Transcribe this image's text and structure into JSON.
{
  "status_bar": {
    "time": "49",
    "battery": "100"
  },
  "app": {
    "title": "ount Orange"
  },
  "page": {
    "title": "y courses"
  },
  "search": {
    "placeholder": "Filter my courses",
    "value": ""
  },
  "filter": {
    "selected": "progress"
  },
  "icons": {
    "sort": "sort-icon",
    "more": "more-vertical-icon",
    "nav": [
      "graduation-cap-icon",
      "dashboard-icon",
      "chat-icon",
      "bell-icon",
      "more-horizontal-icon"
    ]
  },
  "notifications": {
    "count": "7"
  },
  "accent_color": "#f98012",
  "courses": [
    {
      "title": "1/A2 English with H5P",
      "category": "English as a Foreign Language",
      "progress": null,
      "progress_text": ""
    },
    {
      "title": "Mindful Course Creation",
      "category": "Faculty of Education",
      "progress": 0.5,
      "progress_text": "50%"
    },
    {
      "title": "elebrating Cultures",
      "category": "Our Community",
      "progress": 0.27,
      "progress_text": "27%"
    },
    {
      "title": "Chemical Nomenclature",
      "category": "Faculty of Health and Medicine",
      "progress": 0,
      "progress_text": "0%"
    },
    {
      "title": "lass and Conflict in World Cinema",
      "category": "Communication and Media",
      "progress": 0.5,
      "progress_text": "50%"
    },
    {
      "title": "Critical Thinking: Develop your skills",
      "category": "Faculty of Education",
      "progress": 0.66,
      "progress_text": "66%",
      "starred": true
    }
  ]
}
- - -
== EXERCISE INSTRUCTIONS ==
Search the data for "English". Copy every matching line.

== EXERCISE OUTPUT ==
      "title": "1/A2 English with H5P",
      "category": "English as a Foreign Language",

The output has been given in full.